VABIOTECH is one of the leading companies in Vietnam in manufacturing, trading, researching and developing a wide range of vaccines and biologicals for human use, analysing samples of new developed vaccines and biological products, diagnostic kits, therapeutic products, pharmaceuticals; cosmetics, nutrition foods, providing healthcare service.
Being the biggest vaccine manufacturer and supplier for the National Expanded Program on Immunization in Vietnam with GMP qualified facilities, VABIOTECH is proud of its contribution to prevent, eliminate and gradually eradicate dangerous infectious diseases in order to improve children’s health in Vietnam.
Currently, VABIOTECH produces four vaccines: Hepatitis B, Hepatitis A, Japanese Encephalitis, Oral cholera and a series of diagnosis kits for detection of HBsAg, anti-HBs, anti-HCV and anti-HIV. Besides, VABIOTECH also imports and provides some other vaccines and biological products to meet the market’s demand such as: Mumps, Rubella, Meningococcal and Varicella.
VABIOTECH is highly committed to provide its best products at favourable prices in order to protect Vietnamese people’s health and well-being.
FVMR Hub collaborators and guests from Vietnam
Vietnamese collaborators and guests at the meeting also included Mr. Dang Xuan Cong and Mr. Le Thanh Binh both Senior Officers of Science and Training at the Ministry of Health, Vietnam, Mr Nguyen Trung Kien, the First Secretary and Head of Science and Technology Office of the Vietnam Embassy in the UK, and Vabiotech’s Dr Nguyen Anh Tuan, General Director and COO, Dr Phan Hong Hoa, Deputy Director, Mrs. Lê Thi Thanh Hà, Chief of Accounting and Financial Department, Mrs. Lê Thu Hang, Chief of the Material Purchasing Department, and Mrs. Vu Hong Nga, Chief of the R&D Department.
FVMR Hub collaborators at Imperial College London
Imperial College collaborators on the project present at the meeting also included Professor Nilay Shah from the Faculty of Engineering, Professor Rongjun Chen from the Department of Chemical Engineering, and Dr Sarah Joseph, FVMR Hub manager.
About the Max Planck Bristol Centre

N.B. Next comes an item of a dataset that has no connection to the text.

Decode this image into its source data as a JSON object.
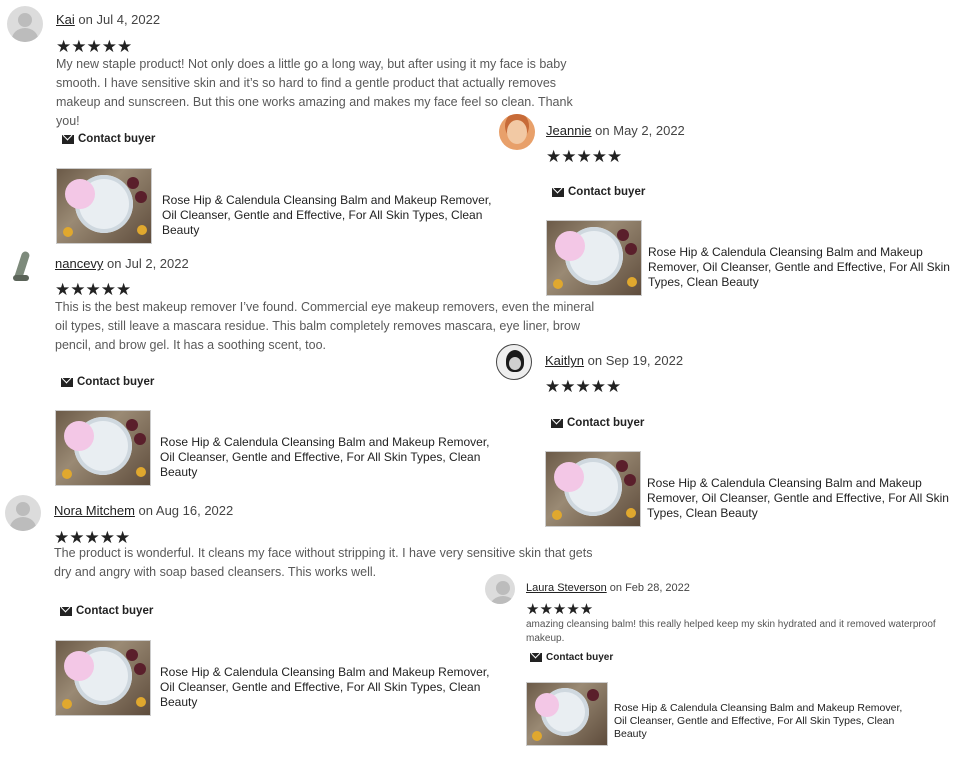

The Max Planck Bristol Centre (MPBC) is a joint research centre of the Max Planck Society and the University of Bristol. The MPBC is focused on the field of synthetic and minimal biology. Located in Bristol and with nodes at Max Planck Institutes in Martinsried, Mainz and Heidelberg, scientists in the MPBC aim to construct synthetic vaccines, artificial cells, cytoskeletons and nanoscale molecular machines to investigate the building blocks necessary for life and their applications. The core manufacturing technology for producing novel vaccines in the FVMR Hub was developed in the Max Planck Bristol Centre.
About the Bristol BioDesign Institute
The Bristol BioDesign Institute (BBI) co-ordinates synthetic biology research, training and innovation across the University of Bristol. With wide-ranging applications from health to food security, BBI exploits pioneering approaches to deliver the rational design and engineering of biological systems for useful purposes, through multidisciplinary research which brings together postgraduate and postdoctoral researchers, academics, policy makers and industry, whilst also engaging the public with emerging solutions to global challenges.